November 4, 2016 - Managed Healthcare Executive
By Luis Castillo, President and CEO of Ensocare
As organizations embrace value-based care, they are beginning to appreciate the importance of robust care coordination. The more providers collaborate and communicate, the more likely patients are to receive appropriate, non-duplicative and timely interventions, which can mitigate risk, reduce costs and yield better patient outcomes.
Coordinating care is especially critical now that hospitals are required to comply with the Centers for Medicare & Medicaid Services (CMS) bundled payment initiatives—specifically, the Comprehensive Care for Joint Replacement (CJR) model and the cardiac care model. These programs point to the need for a broad healthcare team that should include the hospital, the patient and family and any post-acute providers, with the hospital at the center, assuming the majority of risk for the quality and cost of care. Since these initiatives represent the first of many similar risk-based models, it is clear organizations no longer have a choice as to whether to coordinate care across settings—it is becoming a necessity for long-term viability.
However, the fundamental challenge with care coordination is that hospitals and other providers are not accustomed to or equipped for working together, and the infrastructure to support information sharing, care planning and patient monitoring simply is not present in many organizations. Yet, this is starting to change as hospitals and other providers seek effective methods for reaching patients beyond their walls.
One approach gaining favor is the implementation of care coordination technology to guide patient transitions.
Here are three areas in which this kind of technology can play a role.
1. Matching patients with post-acute providers
When patients are ready to leave the hospital, they often require the services of a post-acute organization, such as a skilled nursing facility or rehabilitation center. Deciding where to go next can be a daunting proposition for patients and families who are not familiar with the different options. Hospitals can assist by giving individuals the information they need to make informed decisions. Not only does this improve patient satisfaction, it can lead to better clinical outcomes because the hospital can recommend post-acute providers that are fully qualified to deliver optimal care.
Care coordination technology can help hospitals guide patients to the most qualified providers. Once a case manager inputs key patient information, including his or her clinical needs and personal preferences, the software produces a well-vetted list of potential providers that best meet the patient’s requirements. The case manager can then quickly determine which of these facilities is able to accept the patient, matching pre-generated provider profiles to the patient’s needs, which the care planner shares with patients and their families. Patients can view and compare facility profiles, scanning through images, videos and testimonials and if they have specific questions for a post-acute provider, they can even message the facility within the software tool. Once patients and their families review the information, they are able to rank their top choices, which are recorded for regulatory purposes. This not only ensures patients make more educated decisions and feel engaged in the process of their next care stage, but also enables the hospital to document the process, thus leading to a smoother, more successful transition.
2. Facilitating information exchange
Healthy collaboration stems from smooth information exchange.
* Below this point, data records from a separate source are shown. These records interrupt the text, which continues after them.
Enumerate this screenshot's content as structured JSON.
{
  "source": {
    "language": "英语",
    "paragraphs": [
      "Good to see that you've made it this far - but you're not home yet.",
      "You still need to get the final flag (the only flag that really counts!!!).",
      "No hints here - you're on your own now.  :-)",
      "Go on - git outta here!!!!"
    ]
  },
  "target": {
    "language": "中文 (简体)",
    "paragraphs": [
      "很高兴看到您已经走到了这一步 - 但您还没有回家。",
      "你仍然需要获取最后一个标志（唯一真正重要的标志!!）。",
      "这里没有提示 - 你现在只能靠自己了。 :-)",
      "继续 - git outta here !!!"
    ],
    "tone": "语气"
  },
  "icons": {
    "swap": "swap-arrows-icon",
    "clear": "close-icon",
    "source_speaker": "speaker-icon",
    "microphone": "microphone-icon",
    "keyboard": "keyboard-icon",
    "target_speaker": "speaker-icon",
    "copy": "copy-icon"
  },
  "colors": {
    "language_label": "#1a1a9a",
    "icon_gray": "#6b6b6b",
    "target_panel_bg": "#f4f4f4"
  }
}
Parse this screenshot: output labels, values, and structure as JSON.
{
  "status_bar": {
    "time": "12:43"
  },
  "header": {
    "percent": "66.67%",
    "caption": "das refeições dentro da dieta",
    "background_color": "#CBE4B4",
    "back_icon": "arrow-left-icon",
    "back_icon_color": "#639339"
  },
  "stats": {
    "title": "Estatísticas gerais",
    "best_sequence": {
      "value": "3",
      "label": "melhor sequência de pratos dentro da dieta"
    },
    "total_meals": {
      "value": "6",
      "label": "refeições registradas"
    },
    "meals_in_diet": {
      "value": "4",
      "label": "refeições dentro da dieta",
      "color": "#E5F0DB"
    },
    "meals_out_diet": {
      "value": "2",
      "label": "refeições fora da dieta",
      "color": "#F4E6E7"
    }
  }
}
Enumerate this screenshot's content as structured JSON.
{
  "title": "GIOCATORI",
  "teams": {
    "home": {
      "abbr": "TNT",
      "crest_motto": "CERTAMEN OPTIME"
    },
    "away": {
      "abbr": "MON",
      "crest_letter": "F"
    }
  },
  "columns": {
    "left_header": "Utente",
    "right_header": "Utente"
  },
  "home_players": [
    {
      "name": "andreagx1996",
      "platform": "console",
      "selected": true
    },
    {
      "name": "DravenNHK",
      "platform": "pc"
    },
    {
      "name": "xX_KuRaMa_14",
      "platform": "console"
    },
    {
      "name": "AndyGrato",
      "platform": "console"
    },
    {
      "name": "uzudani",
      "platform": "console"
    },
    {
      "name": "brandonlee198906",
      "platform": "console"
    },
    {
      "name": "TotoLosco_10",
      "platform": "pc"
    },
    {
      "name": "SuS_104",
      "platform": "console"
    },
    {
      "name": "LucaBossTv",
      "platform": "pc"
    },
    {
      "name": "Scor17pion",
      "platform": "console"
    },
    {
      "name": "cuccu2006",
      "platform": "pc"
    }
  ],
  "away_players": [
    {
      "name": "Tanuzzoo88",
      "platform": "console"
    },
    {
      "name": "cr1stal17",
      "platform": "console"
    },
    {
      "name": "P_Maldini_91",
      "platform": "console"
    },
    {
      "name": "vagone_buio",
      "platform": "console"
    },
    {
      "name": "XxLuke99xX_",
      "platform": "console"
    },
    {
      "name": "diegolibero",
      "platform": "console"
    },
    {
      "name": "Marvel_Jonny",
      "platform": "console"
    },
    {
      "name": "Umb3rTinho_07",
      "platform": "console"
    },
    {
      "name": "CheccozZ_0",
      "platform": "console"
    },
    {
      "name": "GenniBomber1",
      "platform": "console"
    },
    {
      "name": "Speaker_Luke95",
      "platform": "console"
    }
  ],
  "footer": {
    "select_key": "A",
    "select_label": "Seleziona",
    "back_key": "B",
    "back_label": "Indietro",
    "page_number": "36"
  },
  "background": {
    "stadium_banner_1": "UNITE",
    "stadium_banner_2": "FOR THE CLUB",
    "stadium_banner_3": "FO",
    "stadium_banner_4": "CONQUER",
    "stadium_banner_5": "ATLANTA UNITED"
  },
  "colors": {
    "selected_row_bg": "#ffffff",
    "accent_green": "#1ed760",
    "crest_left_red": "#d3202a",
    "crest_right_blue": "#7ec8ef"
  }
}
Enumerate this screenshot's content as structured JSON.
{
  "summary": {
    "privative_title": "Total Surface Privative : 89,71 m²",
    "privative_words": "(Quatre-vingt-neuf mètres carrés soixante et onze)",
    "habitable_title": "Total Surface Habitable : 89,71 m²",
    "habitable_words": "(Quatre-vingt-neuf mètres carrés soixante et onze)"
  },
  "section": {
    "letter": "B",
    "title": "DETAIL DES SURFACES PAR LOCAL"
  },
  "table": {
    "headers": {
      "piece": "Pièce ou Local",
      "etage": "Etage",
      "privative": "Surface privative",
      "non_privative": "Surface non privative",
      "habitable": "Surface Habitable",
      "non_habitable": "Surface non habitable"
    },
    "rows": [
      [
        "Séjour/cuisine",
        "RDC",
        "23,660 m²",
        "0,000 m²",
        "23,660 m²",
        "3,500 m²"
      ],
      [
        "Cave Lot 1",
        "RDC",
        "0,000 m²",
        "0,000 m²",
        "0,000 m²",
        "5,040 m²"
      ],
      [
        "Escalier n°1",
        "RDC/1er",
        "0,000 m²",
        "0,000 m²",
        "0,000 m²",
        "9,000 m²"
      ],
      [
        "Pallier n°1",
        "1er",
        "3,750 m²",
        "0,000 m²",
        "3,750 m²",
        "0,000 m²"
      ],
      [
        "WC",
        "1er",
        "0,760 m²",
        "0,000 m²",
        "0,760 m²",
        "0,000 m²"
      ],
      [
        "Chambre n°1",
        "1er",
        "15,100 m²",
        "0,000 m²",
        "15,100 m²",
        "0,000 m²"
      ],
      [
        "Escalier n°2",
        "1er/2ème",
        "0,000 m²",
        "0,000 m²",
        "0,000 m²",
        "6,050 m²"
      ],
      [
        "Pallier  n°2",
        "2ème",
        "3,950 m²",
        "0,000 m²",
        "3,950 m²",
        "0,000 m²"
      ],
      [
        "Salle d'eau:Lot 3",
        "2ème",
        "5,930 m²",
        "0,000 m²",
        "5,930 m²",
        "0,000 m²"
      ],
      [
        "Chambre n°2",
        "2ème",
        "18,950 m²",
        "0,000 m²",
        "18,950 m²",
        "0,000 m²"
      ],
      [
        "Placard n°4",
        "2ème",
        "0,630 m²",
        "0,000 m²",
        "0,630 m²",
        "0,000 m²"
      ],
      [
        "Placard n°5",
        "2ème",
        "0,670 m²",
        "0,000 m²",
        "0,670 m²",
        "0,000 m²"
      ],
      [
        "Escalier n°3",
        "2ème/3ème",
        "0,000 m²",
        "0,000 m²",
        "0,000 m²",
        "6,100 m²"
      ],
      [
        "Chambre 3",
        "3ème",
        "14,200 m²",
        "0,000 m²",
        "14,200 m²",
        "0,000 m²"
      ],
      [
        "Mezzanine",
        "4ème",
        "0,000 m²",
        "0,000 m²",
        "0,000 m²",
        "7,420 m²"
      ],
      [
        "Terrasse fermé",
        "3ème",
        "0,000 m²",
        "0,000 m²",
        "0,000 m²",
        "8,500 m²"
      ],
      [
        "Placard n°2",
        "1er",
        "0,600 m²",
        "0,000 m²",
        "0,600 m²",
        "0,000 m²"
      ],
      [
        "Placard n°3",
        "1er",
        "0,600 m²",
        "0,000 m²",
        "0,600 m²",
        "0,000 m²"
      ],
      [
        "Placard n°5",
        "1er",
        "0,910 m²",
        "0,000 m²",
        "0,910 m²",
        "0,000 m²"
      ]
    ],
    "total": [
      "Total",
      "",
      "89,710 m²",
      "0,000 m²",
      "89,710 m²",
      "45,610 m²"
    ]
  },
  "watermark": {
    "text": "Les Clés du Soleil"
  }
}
Organizations can use care coordination technology to share information directly through the electronic health record (EHR). With a click of a button, hospitals can send key portions of the patient’s medical record in an easily digestible format to post-acute providers, giving them quick access to relevant and timely information. This allows them to better plan for the patient’s care and avoid missing therapies or medications, supporting greater continuity during the transition process.
3. Enabling responsive communication
The days following a hospital discharge can be challenging for many patients as their health and risk for readmission fluctuates depending on whether they follow treatment plans, receive the appropriate therapies or respond to interventions as anticipated. During this sensitive period, it is extremely important that providers keep in touch with one another, as well as with the patient. With this in mind, organizations are beginning to leverage configurable communication apps that unite all members of a patient's care team, including primary care physicians, hospital case managers, home health nurses, pharmacies and family members. Through a single-source electronic command center found in these solutions, team members are able to virtually “talk” about the care plan, closely monitor the patient's path after discharge and receive real-time updates as the patient’s needs change. The solution can even deliver alerts to relevant care team members when interventions or escalations are warranted.
Moving from a good idea to a must-have
By better matching patients with post-acute providers, improving information exchange and facilitating greater communication across settings, organizations can demonstrate value-based, effective and efficient care. For example, by matching patients with providers that can fully meet their needs, organizations can ensure patients receive timely and comprehensive care, increasing the likelihood of positive clinical outcomes and limiting the chances of unplanned readmissions. Furthermore, when hospitals and post-acute providers proactively share detailed information about the patient’s care, they can prevent duplication of services and unnecessary tests while also reducing gaps or omissions in care. Ultimately, these actions decrease the cost of care while maintaining or even improving quality—the fundamental tenets of value-based initiatives.
For most organizations, the ability to synchronize care across settings is a work in progress, but as bundled payment models take center stage, organizations have to increase their commitment to cross-continuum collaboration. By embracing care coordination solutions that bolster communication and teamwork, hospitals can gain needed insight into a patient’s post-discharge care, treatment and current health, taking the next step to further value-based care.
View the full article in Managed Healthcare Executive here.